Take a Breather – Literally: The Importance of Getting Fresh Air During BreaksBy hire-up-staffing in News and Updates
One of the best ways to de-stress and unwind during the work day is to take a short break or have lunch outside the office. Workplaces are notorious for allowing smokers to have a cigarette break, so why not take a “fresh air break” instead? Humor us for a second here – remember that the idea behind cigarette breaks is so workers can move away from the source of stress, and probably have a quick chat with a co-worker or two.
Now, nobody would recommend anybody to smoke as it’s very dangerous to the health. Rather than inhaling nicotine and other unnecessary substances (you still inhale them whether you’re a smoker or not), go out of the office for a few minutes. Or, if you’re having lunch at a restaurant, dine al fresco but in a non-smoking area. This is a good change in environment, as opposed to eating at your work desk or in a dull pantry.
Why is it so important to breathe fresh air during breaks? Because it helps your body and brain a lot of good! Fresh air is almost always underrated, but going outside on a regular basis can improve health, well being, and even brain functions.
On average, adults spend at least 8 or 9 hours of the day inside buildings, and then spend all night inside our homes.
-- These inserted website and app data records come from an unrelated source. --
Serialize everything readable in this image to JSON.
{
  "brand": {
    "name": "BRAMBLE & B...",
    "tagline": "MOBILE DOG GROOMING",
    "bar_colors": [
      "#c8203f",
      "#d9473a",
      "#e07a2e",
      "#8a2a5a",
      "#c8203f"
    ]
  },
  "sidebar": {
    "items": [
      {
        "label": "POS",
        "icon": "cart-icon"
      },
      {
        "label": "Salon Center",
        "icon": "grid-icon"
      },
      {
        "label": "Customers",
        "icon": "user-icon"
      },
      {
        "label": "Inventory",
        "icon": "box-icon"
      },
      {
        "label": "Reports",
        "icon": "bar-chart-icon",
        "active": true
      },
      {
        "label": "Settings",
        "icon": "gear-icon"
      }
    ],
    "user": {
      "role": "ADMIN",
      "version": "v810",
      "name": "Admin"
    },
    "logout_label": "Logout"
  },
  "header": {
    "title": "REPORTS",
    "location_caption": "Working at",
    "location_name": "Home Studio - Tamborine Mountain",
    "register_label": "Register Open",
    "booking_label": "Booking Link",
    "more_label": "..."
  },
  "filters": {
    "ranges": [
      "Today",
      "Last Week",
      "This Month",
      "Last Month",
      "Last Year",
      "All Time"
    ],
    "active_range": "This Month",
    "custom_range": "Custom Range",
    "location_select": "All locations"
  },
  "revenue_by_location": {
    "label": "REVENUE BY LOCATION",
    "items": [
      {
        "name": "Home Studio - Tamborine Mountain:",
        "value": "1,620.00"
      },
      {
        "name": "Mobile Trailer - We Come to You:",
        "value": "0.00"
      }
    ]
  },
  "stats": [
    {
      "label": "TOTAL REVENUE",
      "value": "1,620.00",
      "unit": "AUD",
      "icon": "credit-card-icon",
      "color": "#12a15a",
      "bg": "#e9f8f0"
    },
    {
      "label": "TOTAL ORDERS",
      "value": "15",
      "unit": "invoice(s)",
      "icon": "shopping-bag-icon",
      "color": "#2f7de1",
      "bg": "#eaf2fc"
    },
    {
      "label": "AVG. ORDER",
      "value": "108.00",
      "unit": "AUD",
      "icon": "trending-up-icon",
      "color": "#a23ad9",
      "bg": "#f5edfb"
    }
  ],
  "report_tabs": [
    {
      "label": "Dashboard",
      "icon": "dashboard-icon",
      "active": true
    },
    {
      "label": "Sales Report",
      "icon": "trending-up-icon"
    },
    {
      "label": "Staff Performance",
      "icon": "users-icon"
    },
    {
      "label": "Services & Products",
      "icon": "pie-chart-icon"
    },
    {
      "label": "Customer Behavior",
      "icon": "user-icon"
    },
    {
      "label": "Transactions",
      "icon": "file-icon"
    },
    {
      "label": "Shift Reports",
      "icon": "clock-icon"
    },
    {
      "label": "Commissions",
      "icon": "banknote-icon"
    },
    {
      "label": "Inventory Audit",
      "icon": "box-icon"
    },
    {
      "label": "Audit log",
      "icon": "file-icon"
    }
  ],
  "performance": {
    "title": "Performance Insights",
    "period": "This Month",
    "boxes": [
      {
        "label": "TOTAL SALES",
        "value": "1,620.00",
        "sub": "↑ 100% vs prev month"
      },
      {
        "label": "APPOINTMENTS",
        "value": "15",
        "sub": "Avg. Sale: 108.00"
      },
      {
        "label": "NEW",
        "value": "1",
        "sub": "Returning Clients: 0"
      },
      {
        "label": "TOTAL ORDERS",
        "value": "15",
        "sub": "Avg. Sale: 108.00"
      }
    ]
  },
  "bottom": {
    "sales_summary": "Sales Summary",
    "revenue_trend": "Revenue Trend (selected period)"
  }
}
However, the air we breathe indoors isn’t as fresh as the body needs it to be. There’s dust, fumes from the kitchen (especially if you burn a meal or two), and other sources of indoor air pollution. This is the reason a lot of companies sell air purifiers and ionizers to clean indoor air. However, there’s simply no substitute for fresh, outdoor air.
Fresh air cleans the lungs. When we have this regularly, the body detoxifies and we begin to breathe deeper. As a result, cells get more oxygen which boosts brain function (the brain needs about 20% of our overall oxygen to function well) and it increases energy so the body can do more.
Dirty, dusty, polluted environments pressure the body to work harder just to get the right amount of oxygen it needs. Fresh air improves blood pressure and heart rate, and this greatly benefits everyone – not just people with congenital problems or high amounts of stress. The amount of serotonin, the happy hormone, is also affected by the amount of oxygen a person gets. Enough serotonin would significantly promote a sense of happiness, relaxation, and overall well being.
Lastly, fresh air also induces sound sleep. Yes, we’re talking about work, but in order for a person to fully take on their workload, we need a full night’s rest. Getting fresh air affects the day’s entire cycle. Getting a fresh air fix positively impacts the body in more ways than we realize. Take that fresh air break at least twice a day – your body and your work will thank you for it.